Michael Cohen has testified that President Trump directed him to lie to Congress about Trump’s business dealings with Russia during the campaign. The weakness of the accusation is that Cohen does not seem to have any proof, other than his own testimony, that the conversation took place. But now CNN reports that Cohen has evidence of Trump obstructing justice by dangling a pardon. And this time he has receipts.
Robert Costello, an attorney working with Rudy Giuliani, emailed Cohen on April 21. The emails assured Cohen he could “sleep well tonight” because he had “friends in high places,” according to CNN.
This is a really, really big deal. The power to pardon convicted criminals for federal crimes is a legitimate use of presidential authority. Whether it’s legitimate for the president to use this power to pardon criminals who committed crimes on his behalf, or might have otherwise testified against him, is a subject of intense debate.
What’s not a subject of intense debate is whether a president can dangle a pardon. As Alex Whiting explained, the argument for why a president can pardon his own subordinates is that it’s a public act, and the voters can examine the facts and look at whether the president acted corruptly in issuing the pardon. “As long as it remained secret,” he notes, “it could be done without incurring any of the political downstream consequences that come with actually pardoning someone.”
Even as staunch an advocate of presidential authority as William Barr agreed in his confirmation hearings that dangling pardons could be obstruction of justice. “Do you believe a president could lawfully issue a pardon in exchange for the recipient’s promise to not incriminate him?” asked Senator Pat Leahy. “No. That would be a crime,” replied Barr.
Barr, of course, almost certainly got his job because he wrote a long, unsolicited memo aggressively defending the president from charges of obstructing justice. If not even Barr can defend the dangling of a pardon, it’s safe to say that legal opinion will be unanimous.
The weakness in the evidence here is that the communication went through Costello, not Trump. Costello was representing Giuliani, who in turn was representing the president.
But the emails would be powerful evidence of an undeniable act of obstruction of justice. To begin with, Costello might be asked to testify to Congress about it pretty soon.
Costello tells the Daily Beast his message to Cohen was not a reference to getting a pardon from his highly-placed ally, but a reference to a Garth Brooks song:
“To repeat myself, Michael Cohen and his counsel’s interpretation of events is utter nonsense,” Costello said. “This statement: ‘Sleep Well tonight, you have friends in high places’ was a tongue-in-cheek reference to a Garth Brooks song, to a client whose state of mind was highly disturbed and had suggested to us that he was suicidal. We were simply trying to be decent human beings. There is no hidden message.”

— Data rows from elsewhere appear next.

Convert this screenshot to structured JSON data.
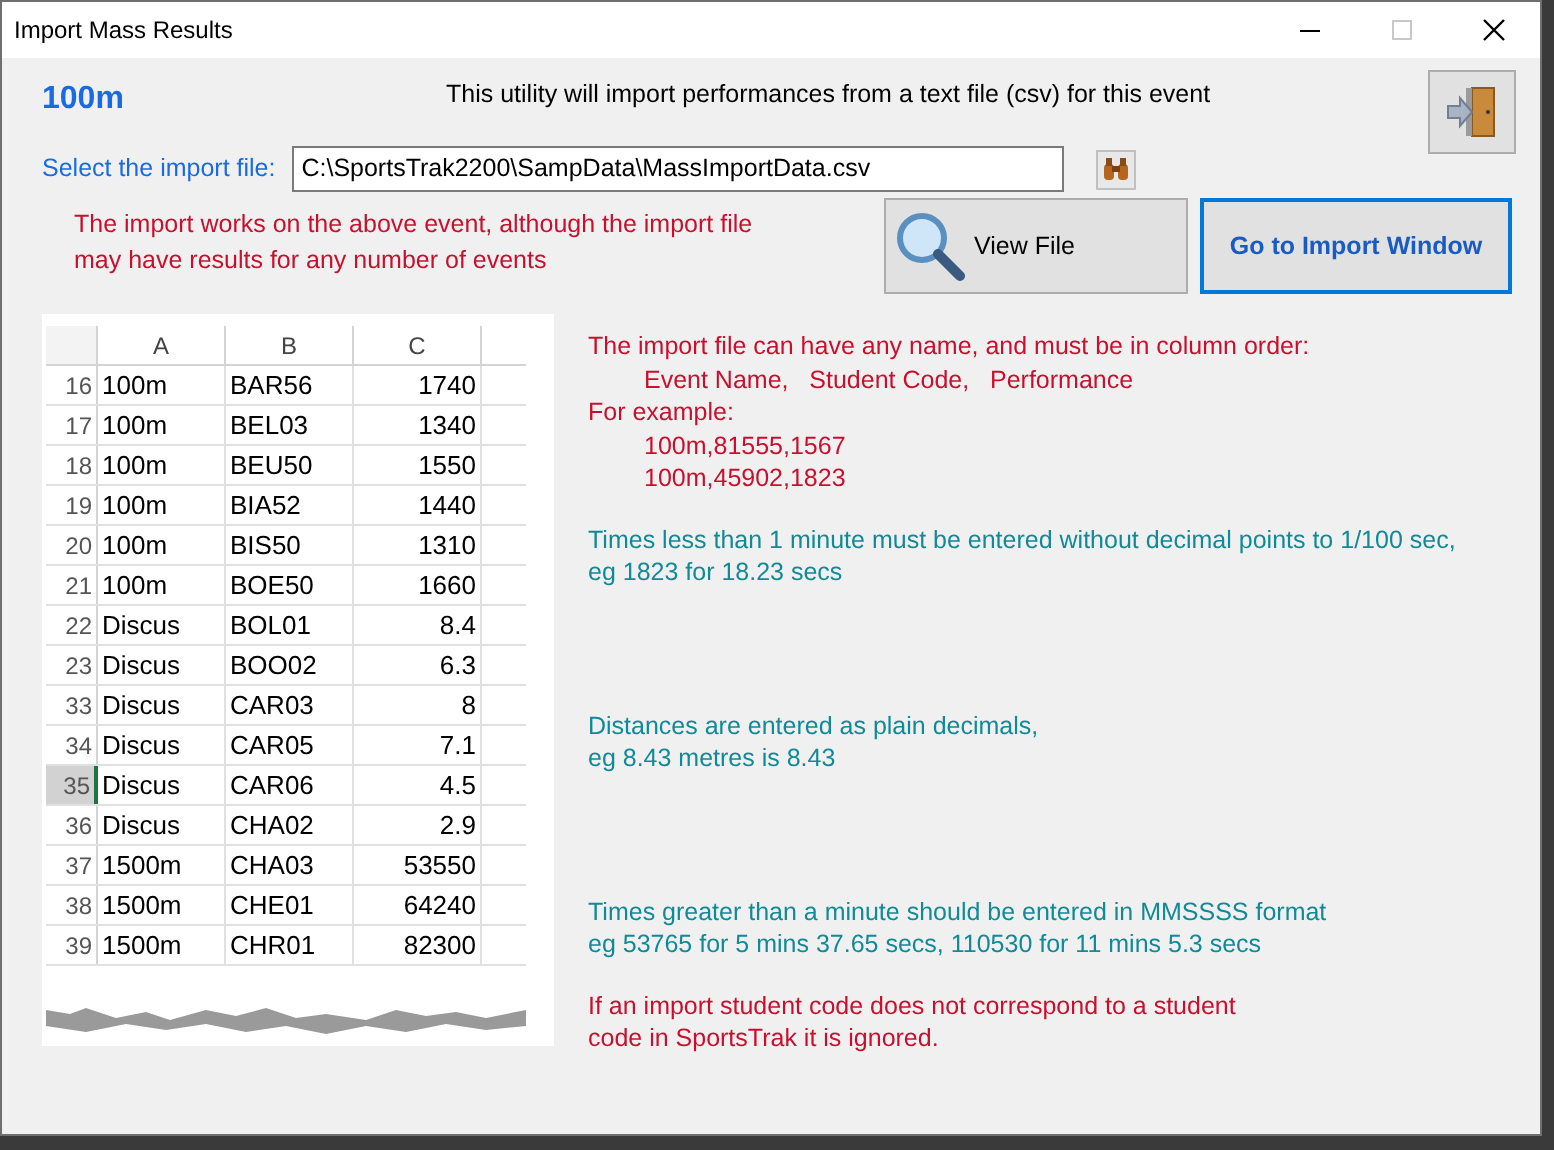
{
  "window": {
    "title": "Import Mass Results"
  },
  "event": "100m",
  "intro": "This utility will import performances from a text file (csv)  for this event",
  "file": {
    "label": "Select the import file:",
    "value": "C:\\SportsTrak2200\\SampData\\MassImportData.csv"
  },
  "warning": [
    "The import works on the above event, although the import file",
    "may have results for any number of events"
  ],
  "buttons": [
    {
      "label": "View File",
      "kind": "view",
      "selected": false
    },
    {
      "label": "Go to Import Window",
      "kind": "go",
      "selected": true
    }
  ],
  "sheet": {
    "columns": [
      "A",
      "B",
      "C"
    ],
    "rows": [
      {
        "num": "16",
        "cells": [
          "100m",
          "BAR56",
          "1740"
        ],
        "selected": false
      },
      {
        "num": "17",
        "cells": [
          "100m",
          "BEL03",
          "1340"
        ],
        "selected": false
      },
      {
        "num": "18",
        "cells": [
          "100m",
          "BEU50",
          "1550"
        ],
        "selected": false
      },
      {
        "num": "19",
        "cells": [
          "100m",
          "BIA52",
          "1440"
        ],
        "selected": false
      },
      {
        "num": "20",
        "cells": [
          "100m",
          "BIS50",
          "1310"
        ],
        "selected": false
      },
      {
        "num": "21",
        "cells": [
          "100m",
          "BOE50",
          "1660"
        ],
        "selected": false
      },
      {
        "num": "22",
        "cells": [
          "Discus",
          "BOL01",
          "8.4"
        ],
        "selected": false
      },
      {
        "num": "23",
        "cells": [
          "Discus",
          "BOO02",
          "6.3"
        ],
        "selected": false
      },
      {
        "num": "33",
        "cells": [
          "Discus",
          "CAR03",
          "8"
        ],
        "selected": false
      },
      {
        "num": "34",
        "cells": [
          "Discus",
          "CAR05",
          "7.1"
        ],
        "selected": false
      },
      {
        "num": "35",
        "cells": [
          "Discus",
          "CAR06",
          "4.5"
        ],
        "selected": true
      },
      {
        "num": "36",
        "cells": [
          "Discus",
          "CHA02",
          "2.9"
        ],
        "selected": false
      },
      {
        "num": "37",
        "cells": [
          "1500m",
          "CHA03",
          "53550"
        ],
        "selected": false
      },
      {
        "num": "38",
        "cells": [
          "1500m",
          "CHE01",
          "64240"
        ],
        "selected": false
      },
      {
        "num": "39",
        "cells": [
          "1500m",
          "CHR01",
          "82300"
        ],
        "selected": false
      }
    ]
  },
  "notes": [
    {
      "kind": "red",
      "lines": [
        "The import file can have any name, and must be in column order:"
      ],
      "indented": [
        "Event Name,   Student Code,   Performance"
      ]
    },
    {
      "kind": "red",
      "lines": [
        "For example:"
      ],
      "indented": [
        "100m,81555,1567",
        "100m,45902,1823"
      ]
    },
    {
      "kind": "teal",
      "lines": [
        "Times less than 1 minute must be entered without decimal points to 1/100 sec,",
        "eg 1823 for 18.23 secs"
      ]
    },
    {
      "kind": "teal",
      "lines": [
        "Distances are entered as plain decimals,",
        "eg 8.43 metres is 8.43"
      ]
    },
    {
      "kind": "teal",
      "lines": [
        "Times greater than a minute should be entered in MMSSSS format",
        "eg 53765 for 5 mins 37.65 secs, 110530 for 11 mins 5.3 secs"
      ]
    },
    {
      "kind": "red",
      "lines": [
        "If an import student code does not correspond to a student",
        "code in SportsTrak it is ignored."
      ]
    }
  ]
}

That’s possible depending on the context of the communication. But it seems pretty unlikely. The song, “Friends in Low Places,” is just about drinking in a bar with buddies. Cohen actually did have a friend in a high place.
The New York Times reports federal prosecutors have requested copies of the emails. It also adds that, after the “friends in high places line,” Costello wrote, “Some very positive comments about you from the White House. Rudy noted how that followed my chat with him last night.” That doesn’t sound like counseling a depressed friend. It sounds a lot like floating a pardon in return for keeping your mouth shut.
This post has been updated.